From the Publisher
“High hopes in clear language, cautions against real evil, and scenes thick with poetic sentiment - these elements fuel the warmth to be found in De Luca's brief but affecting novels.” —The National
“Tender, lyrical without apology, and intensely moving.” —Library Journal
“Full of steadfast and simple charm… while still being steadfastly aware of the larger histories that are always playing out in the backgrounds of whatever it is that charms us in a momentary idyll.” —Bookslut
“The Day Before Happiness is an innovatively told post-World War II thriller set in Naples. An orphan boy’s past is revealed to him in this lyrical book, and postwar Italy is arrestingly captured in these pages…One of the most moving books I have read all year.” —David Gutowski, Largeheartedboy.com
“A lyrical narrative about a thorny search for happiness.” —Kirkus Reviews
“The only true first-rate writer that the new millennium has given us for now.” –Corriere della Serra
“The story of a risky happiness, the happiness of a city in revolt, of a violent and rediscovered love.” —Avvenire
“A hymn to life, to the Resistance, to education.” —L’Alsace
Under the loving eye of a wise and protective older man, the orphaned young hero of this novel by prominent Italian author De Luca (Three Horses; God's Mountain) comes of age in Naples in the years following World War II. The boy models himself on lessons learned from his mentor's somewhat enigmatic stories about his own life, especially those involving the resistance in the last phases of the war, and his moralistic tales about life in general. As the boy grows, so grows his fascination with sex and with a girl he fantasizes about for years. The man's intuition and guidance support the youth at many potentially treacherous junctures, ultimately saving him from martyrdom. VERDICT This novel is tender, lyrical without apology, and intensely moving at times, although the eye is somewhat distracted by an awkward translation that snags the flow of the vibrant narration. This would best serve Italian history buffs and readers intrigued with boys' coming-of-age stories.—Joyce J. Townsend, Pittsburg, CA

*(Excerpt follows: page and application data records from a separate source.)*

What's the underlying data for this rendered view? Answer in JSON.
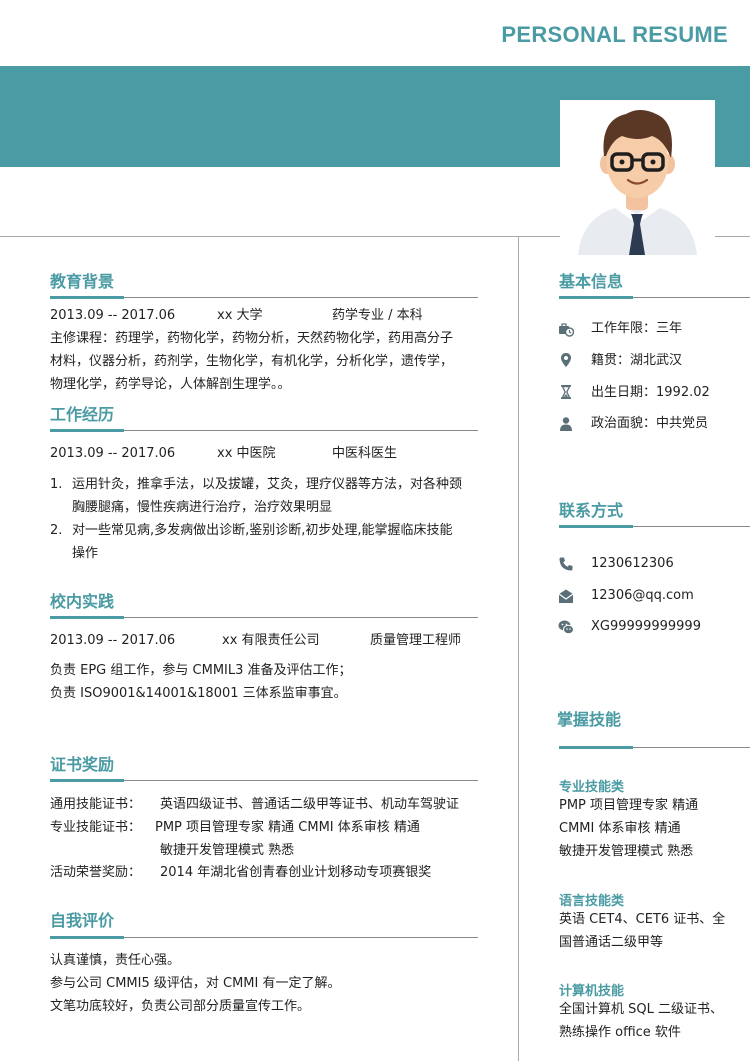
{
  "header": {
    "title": "PERSONAL RESUME"
  },
  "education": {
    "title": "教育背景",
    "period": "2013.09 -- 2017.06",
    "school": "xx 大学",
    "major": "药学专业  /  本科",
    "courses_lines": [
      "主修课程：药理学，药物化学，药物分析，天然药物化学，药用高分子",
      "材料，仪器分析，药剂学，生物化学，有机化学，分析化学，遗传学，",
      "物理化学，药学导论，人体解剖生理学。。"
    ]
  },
  "work": {
    "title": "工作经历",
    "period": "2013.09 -- 2017.06",
    "org": "xx 中医院",
    "role": "中医科医生",
    "items": [
      {
        "num": "1.",
        "lines": [
          "运用针灸，推拿手法，以及拔罐，艾灸，理疗仪器等方法，对各种颈",
          "胸腰腿痛，慢性疾病进行治疗，治疗效果明显"
        ]
      },
      {
        "num": "2.",
        "lines": [
          "对一些常见病,多发病做出诊断,鉴别诊断,初步处理,能掌握临床技能",
          "操作"
        ]
      }
    ]
  },
  "campus": {
    "title": "校内实践",
    "period": "2013.09 -- 2017.06",
    "org": "xx 有限责任公司",
    "role": "质量管理工程师",
    "lines": [
      "负责 EPG 组工作，参与 CMMIL3 准备及评估工作；",
      "负责 ISO9001&14001&18001 三体系监审事宜。"
    ]
  },
  "certs": {
    "title": "证书奖励",
    "rows": [
      {
        "label": "通用技能证书：",
        "lines": [
          "英语四级证书、普通话二级甲等证书、机动车驾驶证"
        ]
      },
      {
        "label": "专业技能证书：",
        "lines": [
          "PMP 项目管理专家    精通        CMMI 体系审核    精通",
          "敏捷开发管理模式    熟悉"
        ]
      },
      {
        "label": "活动荣誉奖励：",
        "lines": [
          "2014 年湖北省创青春创业计划移动专项赛银奖"
        ]
      }
    ]
  },
  "self": {
    "title": "自我评价",
    "lines": [
      "认真谨慎，责任心强。",
      "参与公司 CMMI5 级评估，对 CMMI 有一定了解。",
      "文笔功底较好，负责公司部分质量宣传工作。"
    ]
  },
  "basic": {
    "title": "基本信息",
    "items": [
      {
        "icon": "briefcase-clock-icon",
        "text": "工作年限：三年"
      },
      {
        "icon": "location-pin-icon",
        "text": "籍贯：湖北武汉"
      },
      {
        "icon": "hourglass-icon",
        "text": "出生日期：1992.02"
      },
      {
        "icon": "person-icon",
        "text": "政治面貌：中共党员"
      }
    ]
  },
  "contact": {
    "title": "联系方式",
    "items": [
      {
        "icon": "phone-icon",
        "text": "1230612306"
      },
      {
        "icon": "email-icon",
        "text": "12306@qq.com"
      },
      {
        "icon": "wechat-icon",
        "text": "XG99999999999"
      }
    ]
  },
  "skills": {
    "title": "掌握技能",
    "groups": [
      {
        "title": "专业技能类",
        "lines": [
          "PMP 项目管理专家    精通",
          "CMMI 体系审核    精通",
          "敏捷开发管理模式    熟悉"
        ]
      },
      {
        "title": "语言技能类",
        "lines": [
          "英语 CET4、CET6 证书、全",
          "国普通话二级甲等"
        ]
      },
      {
        "title": "计算机技能",
        "lines": [
          "全国计算机 SQL 二级证书、",
          "熟练操作 office 软件"
        ]
      }
    ]
  },
  "colors": {
    "accent": "#4a9ba3",
    "rule": "#8a8a8a",
    "icon": "#5a6f78"
  }
}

Love and war in Naples. The narrator, an orphan, grows up a young man in postwar Naples, tutored by Don Gaetano, an apartment super and wise old man who was out of sympathy with the Fascists. During the war Don Gaetano helped hide a Jew in an underground room, one the young narrator finds by accident when a soccer ball lands near its hidden entrance. A neighborhood soccer game also leads the narrator to discover Anna, the love of his life, when as a child he climbs up a drainpipe to retrieve an errant ball and sees a young girl in a third-floor window. Time passes, the war ends, and the girl goes away. Years later, however, she returns to the apartment, and they have sex, the fulfillment of a fantasy that the narrator had harbored for much of his adolescence. His sexual initiation had actually occurred earlier with a widow who lived in the building and was getting tired of her physical intimacy with Don Gaetano. Anna is young, attractive and sexually proficient, but she has two regrettable failings--she has a gangster as a boyfriend (fortunately for the narrator temporarily housed in prison), and she's mad, a condition emphasized by flights of disconnected verbal fantasy. It turns out the narrator is more willing to forgive the latter than the former, especially when the gangster shows up, knife in hand, to challenge Anna's new suitor. A lyrical narrative about a thorny search for happiness.
Read an Excerpt

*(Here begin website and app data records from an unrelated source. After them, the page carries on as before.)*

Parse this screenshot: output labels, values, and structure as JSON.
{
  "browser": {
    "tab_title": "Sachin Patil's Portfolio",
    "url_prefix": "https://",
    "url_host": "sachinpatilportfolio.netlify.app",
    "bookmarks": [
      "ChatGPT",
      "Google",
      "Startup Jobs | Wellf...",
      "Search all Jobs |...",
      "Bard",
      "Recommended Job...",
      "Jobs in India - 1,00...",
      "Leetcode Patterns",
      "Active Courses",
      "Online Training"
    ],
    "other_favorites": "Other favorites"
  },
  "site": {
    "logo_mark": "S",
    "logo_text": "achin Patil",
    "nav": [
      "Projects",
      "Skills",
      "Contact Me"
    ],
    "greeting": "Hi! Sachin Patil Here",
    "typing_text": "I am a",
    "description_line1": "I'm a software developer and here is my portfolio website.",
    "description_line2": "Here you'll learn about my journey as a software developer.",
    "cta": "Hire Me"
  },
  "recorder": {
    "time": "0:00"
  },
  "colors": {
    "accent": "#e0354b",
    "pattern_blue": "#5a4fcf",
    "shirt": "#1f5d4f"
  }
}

An angry summer, it was almost cold. In July the tip of the volcano turned white. People played its numbers at the lottery and up they came, promptly. There were big wins. The year before a cobbler had nailed four out of five. I asked Don Gaetano whether thoughts ever came to him with numbers. He made a gesture as if he were brushing away a fly. But was there an art to it? Could you learn to hear people’s thoughts?
“First of all, don’t call them people, they’re persons, each and every one. If you call them people you lose sight of the person. You can’t hear the thoughts of people, but of persons, one at a time.”
He was right, until that age I hadn’t noticed persons, it was all one people. At the doorman’s station that summer I learned to recognize the tenants. As a child the only one who mattered to me was on the third floor behind the window, I didn’t even know what her parents looked like. She had disappeared and after that getting to know the building’s other tenants didn’t much matter to me.